It’s been twenty-five years since Alanis Morissette released Jagged Little Pill. For each and every one of the years between then and now, she has had to suffer the scorn of English 101 students everywhere, because they are experts in recognizing and using irony as a device that can be verbal, dramatic, or situational, but is always “the use of language that signifies the opposite, typically for humorous or emphatic effect.”
A black fly in your chardonnay? Really Alanis, a cup of coffee falling in your chardonnay is ironic, not a fruit fly. Fruit flies are always found in wine when you are outside. Believe me, I know. Rain on your wedding day? Really Alanis, getting married by a minister who’s your ex-husband is ironic. Weather is definitely not. Ever. Unless you operate a ski resort in Las Vegas. Wait, I think that’s actually a thing. A free ride when you’ve already paid? Really Alanis, it’s not free if you’ve already paid. I can’t even imagine a way in which this could be fashioned into irony. Regardless, the hoopla about the anniversary of the record has prompted me to challenge myself to be more observant about irony in day-to-day life, observations I would be delighted to share with you.
Just north of Barrie, right after the highway splits off and the 400 continues north, there is a billboard. It’s right where you would turn, if you wanted to go to Hempola Hemp farm, which is a suitably granola-crunchy, sustainable place where fine hemp products are sold. Or I guess that’s what it is. I’ve never been there. But I have seen the billboard. It says, “Reduce the use of Plastic!” And indeed, I think we can all agree reducing the use of plastic is not just a noble cause, but an essential one. Except the message on the billboard is printed on large a piece of vinyl, attached via grommets. Last time I checked, I think vinyl falls into the category of plastic. Ironic, no?
At the cottage, where I have been hunkered down since mid-May, there is no internet aside from the precious gigabytes delivered through my phone, so Netflix or Prime or Crave or any other conveyance of video content over the airwaves is out of the question. So, if one wants to watch something, one must resort to the stash of DVDs gathering dust on the shelf in the bedroom.

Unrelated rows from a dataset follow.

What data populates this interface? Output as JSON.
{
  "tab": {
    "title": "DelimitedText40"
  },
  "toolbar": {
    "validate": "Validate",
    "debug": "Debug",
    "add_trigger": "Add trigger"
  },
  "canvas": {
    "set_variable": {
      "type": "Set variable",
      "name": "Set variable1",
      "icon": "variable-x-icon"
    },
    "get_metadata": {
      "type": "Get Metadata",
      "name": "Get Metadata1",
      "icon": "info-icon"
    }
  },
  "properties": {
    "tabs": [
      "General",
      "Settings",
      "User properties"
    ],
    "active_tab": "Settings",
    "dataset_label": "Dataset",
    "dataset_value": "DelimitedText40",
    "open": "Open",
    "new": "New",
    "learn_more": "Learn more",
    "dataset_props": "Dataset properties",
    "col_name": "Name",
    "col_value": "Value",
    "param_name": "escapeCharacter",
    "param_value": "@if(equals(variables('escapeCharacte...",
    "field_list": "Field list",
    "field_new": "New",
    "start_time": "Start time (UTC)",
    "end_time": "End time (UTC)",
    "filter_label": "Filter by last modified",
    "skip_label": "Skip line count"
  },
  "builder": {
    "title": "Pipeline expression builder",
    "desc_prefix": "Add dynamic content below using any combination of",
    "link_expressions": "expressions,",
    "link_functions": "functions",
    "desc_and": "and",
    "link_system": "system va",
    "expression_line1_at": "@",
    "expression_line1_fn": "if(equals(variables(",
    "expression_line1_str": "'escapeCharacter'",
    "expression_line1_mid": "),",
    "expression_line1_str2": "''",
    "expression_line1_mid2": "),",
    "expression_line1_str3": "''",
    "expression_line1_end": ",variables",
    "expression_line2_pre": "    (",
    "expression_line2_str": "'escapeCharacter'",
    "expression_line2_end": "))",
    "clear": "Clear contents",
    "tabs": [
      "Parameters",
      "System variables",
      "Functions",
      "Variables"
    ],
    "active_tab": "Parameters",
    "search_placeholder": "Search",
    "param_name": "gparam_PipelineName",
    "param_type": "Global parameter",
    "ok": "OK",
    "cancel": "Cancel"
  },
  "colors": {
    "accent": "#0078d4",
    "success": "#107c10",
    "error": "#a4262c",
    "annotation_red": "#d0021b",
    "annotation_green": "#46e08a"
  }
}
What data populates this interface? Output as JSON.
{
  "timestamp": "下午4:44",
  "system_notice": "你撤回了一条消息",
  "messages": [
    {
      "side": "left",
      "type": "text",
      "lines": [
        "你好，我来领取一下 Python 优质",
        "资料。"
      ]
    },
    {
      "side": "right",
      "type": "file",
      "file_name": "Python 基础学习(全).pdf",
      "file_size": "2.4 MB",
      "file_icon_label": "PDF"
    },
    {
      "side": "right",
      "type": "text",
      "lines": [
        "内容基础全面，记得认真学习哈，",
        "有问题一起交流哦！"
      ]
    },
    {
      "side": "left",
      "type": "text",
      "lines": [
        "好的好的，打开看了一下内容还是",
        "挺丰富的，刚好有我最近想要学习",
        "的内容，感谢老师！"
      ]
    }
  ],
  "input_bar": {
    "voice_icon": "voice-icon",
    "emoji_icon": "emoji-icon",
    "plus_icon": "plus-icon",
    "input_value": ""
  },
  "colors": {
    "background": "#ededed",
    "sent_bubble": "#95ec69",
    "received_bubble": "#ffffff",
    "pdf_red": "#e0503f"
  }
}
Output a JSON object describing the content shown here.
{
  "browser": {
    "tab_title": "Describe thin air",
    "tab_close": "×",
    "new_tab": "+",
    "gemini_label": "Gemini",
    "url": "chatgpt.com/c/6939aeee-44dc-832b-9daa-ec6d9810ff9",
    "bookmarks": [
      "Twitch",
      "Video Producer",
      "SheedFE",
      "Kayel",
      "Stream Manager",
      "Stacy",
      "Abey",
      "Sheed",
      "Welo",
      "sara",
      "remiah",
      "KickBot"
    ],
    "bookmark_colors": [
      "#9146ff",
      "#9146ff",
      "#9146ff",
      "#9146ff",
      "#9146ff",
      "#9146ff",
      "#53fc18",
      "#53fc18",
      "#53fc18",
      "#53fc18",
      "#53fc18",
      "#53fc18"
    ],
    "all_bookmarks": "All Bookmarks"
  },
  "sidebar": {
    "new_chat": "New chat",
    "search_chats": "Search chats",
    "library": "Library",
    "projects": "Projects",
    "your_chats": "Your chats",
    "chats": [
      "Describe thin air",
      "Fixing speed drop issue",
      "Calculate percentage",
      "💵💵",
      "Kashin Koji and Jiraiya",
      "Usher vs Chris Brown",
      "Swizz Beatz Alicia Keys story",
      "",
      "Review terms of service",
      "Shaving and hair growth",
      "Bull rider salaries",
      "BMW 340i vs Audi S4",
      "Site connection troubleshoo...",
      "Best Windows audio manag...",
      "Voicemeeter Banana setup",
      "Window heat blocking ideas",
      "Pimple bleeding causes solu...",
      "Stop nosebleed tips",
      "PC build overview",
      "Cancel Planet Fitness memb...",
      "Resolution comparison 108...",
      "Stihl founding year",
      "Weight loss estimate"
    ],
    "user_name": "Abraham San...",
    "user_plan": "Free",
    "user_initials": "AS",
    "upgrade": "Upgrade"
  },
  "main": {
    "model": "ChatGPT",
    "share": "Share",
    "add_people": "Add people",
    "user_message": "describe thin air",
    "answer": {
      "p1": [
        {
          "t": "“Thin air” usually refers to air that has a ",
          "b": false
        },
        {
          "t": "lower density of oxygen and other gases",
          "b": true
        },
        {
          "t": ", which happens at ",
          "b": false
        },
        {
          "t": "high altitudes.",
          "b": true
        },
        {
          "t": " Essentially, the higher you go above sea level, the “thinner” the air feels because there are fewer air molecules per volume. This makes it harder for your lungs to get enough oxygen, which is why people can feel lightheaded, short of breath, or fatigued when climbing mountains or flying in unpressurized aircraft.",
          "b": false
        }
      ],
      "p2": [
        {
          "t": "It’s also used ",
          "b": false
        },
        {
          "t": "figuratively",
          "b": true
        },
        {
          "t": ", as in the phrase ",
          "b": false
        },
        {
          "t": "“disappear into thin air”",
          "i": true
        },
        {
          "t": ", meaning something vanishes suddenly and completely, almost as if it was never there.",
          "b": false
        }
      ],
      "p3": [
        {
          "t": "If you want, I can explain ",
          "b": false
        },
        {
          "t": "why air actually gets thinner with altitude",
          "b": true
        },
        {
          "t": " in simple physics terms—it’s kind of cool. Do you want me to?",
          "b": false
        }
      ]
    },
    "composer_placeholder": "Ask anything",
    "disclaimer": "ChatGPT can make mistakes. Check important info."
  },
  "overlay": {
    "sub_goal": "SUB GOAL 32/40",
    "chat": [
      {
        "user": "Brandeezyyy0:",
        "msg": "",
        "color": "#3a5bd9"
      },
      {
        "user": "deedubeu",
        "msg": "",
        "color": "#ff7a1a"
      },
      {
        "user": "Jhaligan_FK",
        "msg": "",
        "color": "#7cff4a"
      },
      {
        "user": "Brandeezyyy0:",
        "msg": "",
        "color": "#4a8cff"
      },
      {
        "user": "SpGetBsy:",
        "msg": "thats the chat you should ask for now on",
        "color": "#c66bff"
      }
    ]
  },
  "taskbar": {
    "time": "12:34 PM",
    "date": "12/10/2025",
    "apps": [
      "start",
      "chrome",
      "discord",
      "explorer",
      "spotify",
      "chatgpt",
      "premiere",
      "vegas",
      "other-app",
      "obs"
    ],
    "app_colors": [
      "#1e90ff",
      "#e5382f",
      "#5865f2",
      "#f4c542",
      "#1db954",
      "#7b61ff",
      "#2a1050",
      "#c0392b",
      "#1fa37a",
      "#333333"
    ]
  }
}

One of the best tactics, in this off-grid situation, is to stock up on entire series, especially the long-lived ones. The Sopranos. The West Wing. Madmen. Downton Abbey. And, of course, 24. I’m working on season three right now, snuggly in the familiar groove of Jack Bauer’s ebb (look angry) and flow (aim your gun at somebody), lulled by the comfort of knowing there’s another terrorist right around the corner. In case you were not aware, each season of 24 plays out, in real time, over the course of twenty-four hours. It may start at noon one day and end at noon the next, or start at nine at night, or some other time. Each episode takes place during a particular hour of the day, over sixty minutes, and the clock ticks down every time there’s a pause that would have been for a commercial break.
And here is what I finally noticed: they never, nada, niente, use a twenty-four-hour clock in these countdowns. Eleven o’clock is eleven o’clock, whether morning or night, never 23:00. I think this is because Americans are known for their aversion to European things, like putting the day before the month in date formats, or a system of weights and measures that works on base ten as opposed to base eight, and, indeed, the subversive, communist notion of the twenty-four-hour clock (Every hour gets its own number? What’s next? Universal healthcare?). Even in a series called 24. That, Alanis, is irony.